The testing process is even more time-consuming. Unlike Google Play, submission to a curated market such as the Amazon Appstore or the Nook Store requires approval from the testing team. This can be an interactive process during which you are required to make changes and resubmit an updated version of your app. The overall process can involve weeks of waiting, in addition to the development time to make changes. (Read the TechRepublic post Getting your Android app on the Nook Apps store.)

Hidden costs

A number of the costs are harder to quantify and identify. For example, what is the cost of the app release being delayed a week or two while you are in testing limbo?

Beyond the initial release, there can be long-term costs that build up. Maintaining the tweaks and changes for each app store can add a bit of effort, depending on how they are set up.

Even harder to identify are the costs of choices made to satisfy app store requirements. If you decide not to pursue some features because they won't be available in all app stores, the overall success of the app on Google Play could be affected. This kind of thing tends to creep up over time.

Don't give up just yet

Knowing these costs and challenges related to releasing apps to different Android app stores, you may be tempted to conclude that it's not worth pursuing. Each developer must make that decision for him or herself.

However, it's worth noting that my success on Google's market was surpassed quite a while ago by success on other app markets. I wouldn't want to be without the income my apps have earned in these other app stores.

I hope that understanding what costs are involved in distributing Android apps to multiple markets will help you plan accordingly.

About

Tim Mackenzie, author of the Android Income Series books, is a software engineer that escaped the cubicle world at a large company to go solo with Android app development. He uses this freedom to teach others how to make money with Android apps. Visi...

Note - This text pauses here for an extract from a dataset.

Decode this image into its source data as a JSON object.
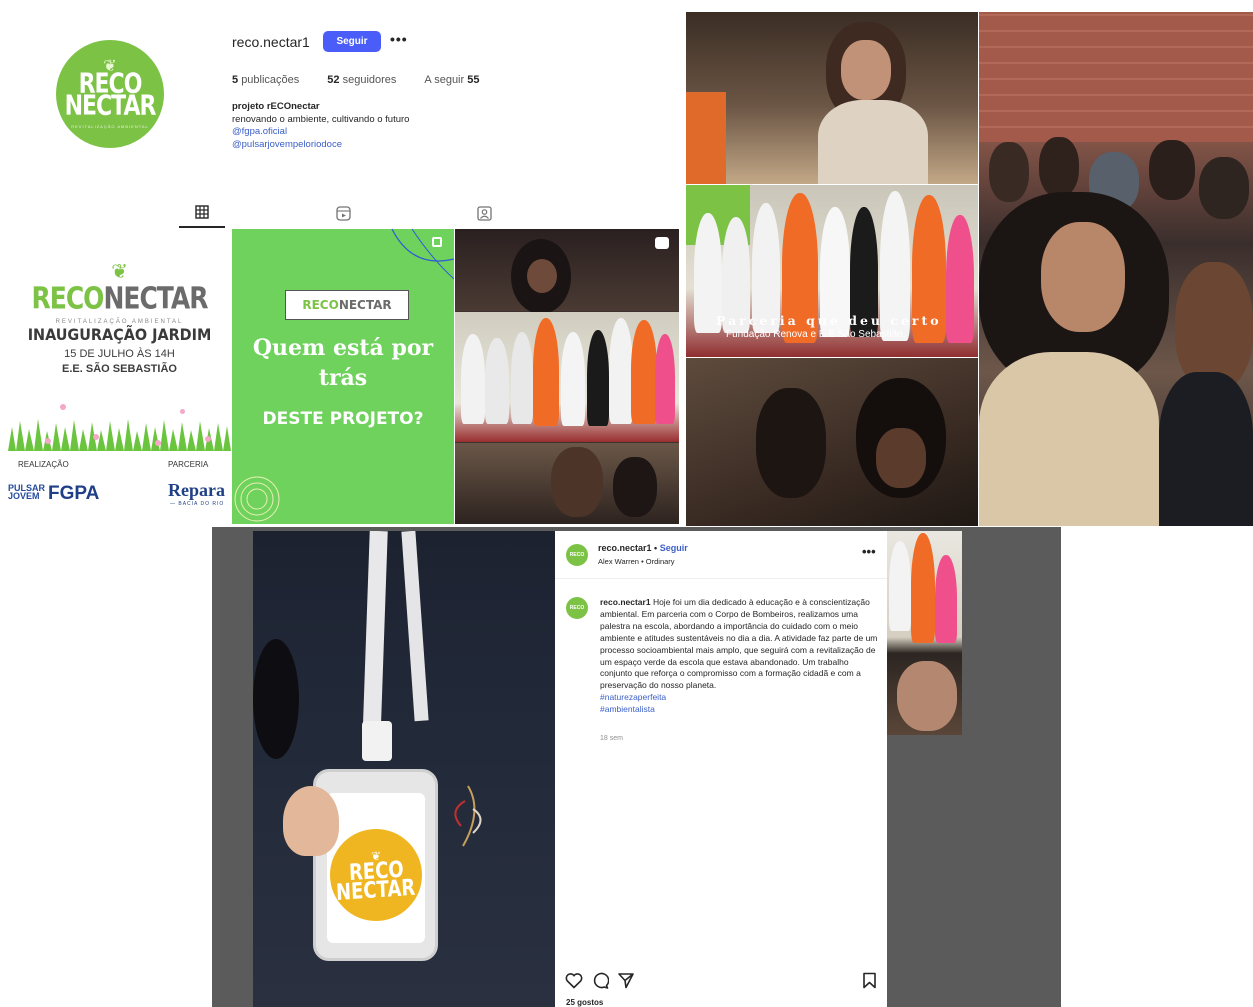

2 comments
danbi
danbi

One of the major reasons for lacking certain software on Linux (as opposed to Windows and OS X) is it's fragmentation. That is already without considering the different App Stores and their policies.

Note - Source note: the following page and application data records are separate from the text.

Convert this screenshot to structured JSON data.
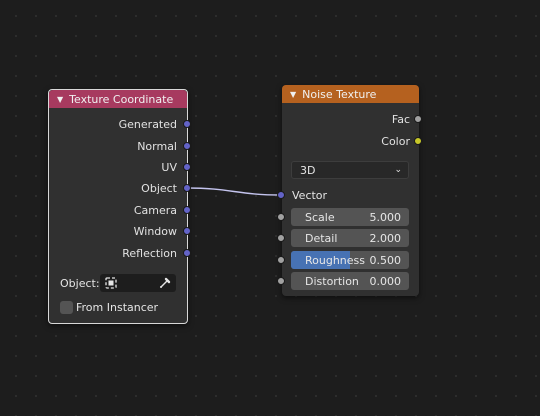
{
  "colors": {
    "texcoord_header": "#a73a5f",
    "noise_header": "#b5611f",
    "vector_socket": "#6363c7",
    "float_socket": "#a1a1a1",
    "color_socket": "#c7c729",
    "slider_fill": "#4772b3"
  },
  "texcoord": {
    "title": "Texture Coordinate",
    "outputs": [
      "Generated",
      "Normal",
      "UV",
      "Object",
      "Camera",
      "Window",
      "Reflection"
    ],
    "object_label": "Object:",
    "from_instancer_label": "From Instancer",
    "from_instancer_checked": false,
    "object_icon": "object-cube-icon",
    "picker_icon": "eyedropper-icon"
  },
  "noise": {
    "title": "Noise Texture",
    "outputs": [
      "Fac",
      "Color"
    ],
    "dimension": "3D",
    "vector_label": "Vector",
    "inputs": [
      {
        "label": "Scale",
        "value": "5.000"
      },
      {
        "label": "Detail",
        "value": "2.000"
      },
      {
        "label": "Roughness",
        "value": "0.500",
        "fill": 0.5
      },
      {
        "label": "Distortion",
        "value": "0.000"
      }
    ]
  }
}
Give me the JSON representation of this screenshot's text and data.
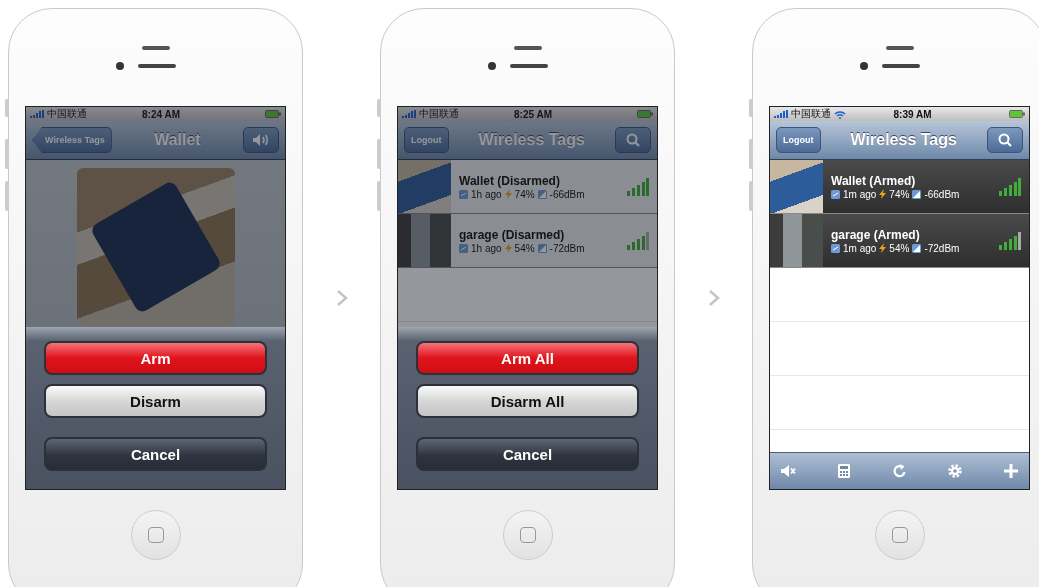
{
  "phones": [
    {
      "status": {
        "carrier": "中国联通",
        "time": "8:24 AM",
        "wifi": false
      },
      "nav": {
        "left": {
          "kind": "back",
          "label": "Wireless Tags"
        },
        "title": "Wallet",
        "right": {
          "kind": "speaker"
        }
      },
      "content": {
        "kind": "photo"
      },
      "action_sheet": {
        "buttons": [
          {
            "label": "Arm",
            "kind": "destructive"
          },
          {
            "label": "Disarm",
            "kind": "default"
          },
          {
            "label": "Cancel",
            "kind": "cancel"
          }
        ]
      }
    },
    {
      "status": {
        "carrier": "中国联通",
        "time": "8:25 AM",
        "wifi": false
      },
      "nav": {
        "left": {
          "kind": "plain",
          "label": "Logout"
        },
        "title": "Wireless Tags",
        "right": {
          "kind": "search"
        }
      },
      "content": {
        "kind": "list",
        "tags": [
          {
            "name": "Wallet (Disarmed)",
            "armed": false,
            "age": "1h ago",
            "battery": "74%",
            "signal": "-66dBm"
          },
          {
            "name": "garage (Disarmed)",
            "armed": false,
            "age": "1h ago",
            "battery": "54%",
            "signal": "-72dBm"
          }
        ]
      },
      "action_sheet": {
        "buttons": [
          {
            "label": "Arm All",
            "kind": "destructive"
          },
          {
            "label": "Disarm All",
            "kind": "default"
          },
          {
            "label": "Cancel",
            "kind": "cancel"
          }
        ]
      }
    },
    {
      "status": {
        "carrier": "中国联通",
        "time": "8:39 AM",
        "wifi": true
      },
      "nav": {
        "left": {
          "kind": "plain",
          "label": "Logout"
        },
        "title": "Wireless Tags",
        "right": {
          "kind": "search"
        }
      },
      "content": {
        "kind": "list",
        "tags": [
          {
            "name": "Wallet (Armed)",
            "armed": true,
            "age": "1m ago",
            "battery": "74%",
            "signal": "-66dBm"
          },
          {
            "name": "garage (Armed)",
            "armed": true,
            "age": "1m ago",
            "battery": "54%",
            "signal": "-72dBm"
          }
        ]
      },
      "toolbar": true
    }
  ]
}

Neon Samurai
Neon Samurai

Distributions based on Linux tend to provide there own curated repositories (any of the well managed major distros anyhow). The distributions are the product; multiple distributions compete just like any product category with more than one product brand. Ship your software with an open source license and the distributions will do the work to include it; you target one standard build. Ship your software with a closed source license but target the major parent distributions; get it into the Debian non-free repository and all those distributions based on Debian will inherit your software also. You target the major distribution build and you also get Ubuntu, Mint and the rest of the forks. Build for Debian and Red Hat allowing child fork distributions to inherit the software and your covered. Easy-Peasy. Basically the "oh nos, there's all these different products based on this one kernel and we have to target them all individually" argument is crap. Fragmentation would be several separate distributions claiming to be the same brand name and claiming to function out of the same repositories. Which is actually what we do have with Android; multiple customized OS distributions with vendor specific changes and limitations all claiming to be the original parent Google Android version. If it doesn't have Google's standard interface and doesn't get it's updates directly and promptly from Google's repository then it's not Google Android.. it's a child fork OS distribution which happens to be based on it. Amazon at least does it right. When they forked Android to make there own embedded OS, they said "this is our product and it uses our software repository".. and you get updates from amazon (not sure how promptly but at least you get updates). They don't say "this is Android.. on some device or another.. buy it", they instead says "this is Kindle Fire.. our device that does these neat things." For me, the distribution is the product regardless of what OS kernel it may or may not use. And, if it's not a Nexus device with Google's stock os and direct updates then it's not Android.. some other distribution based on Android.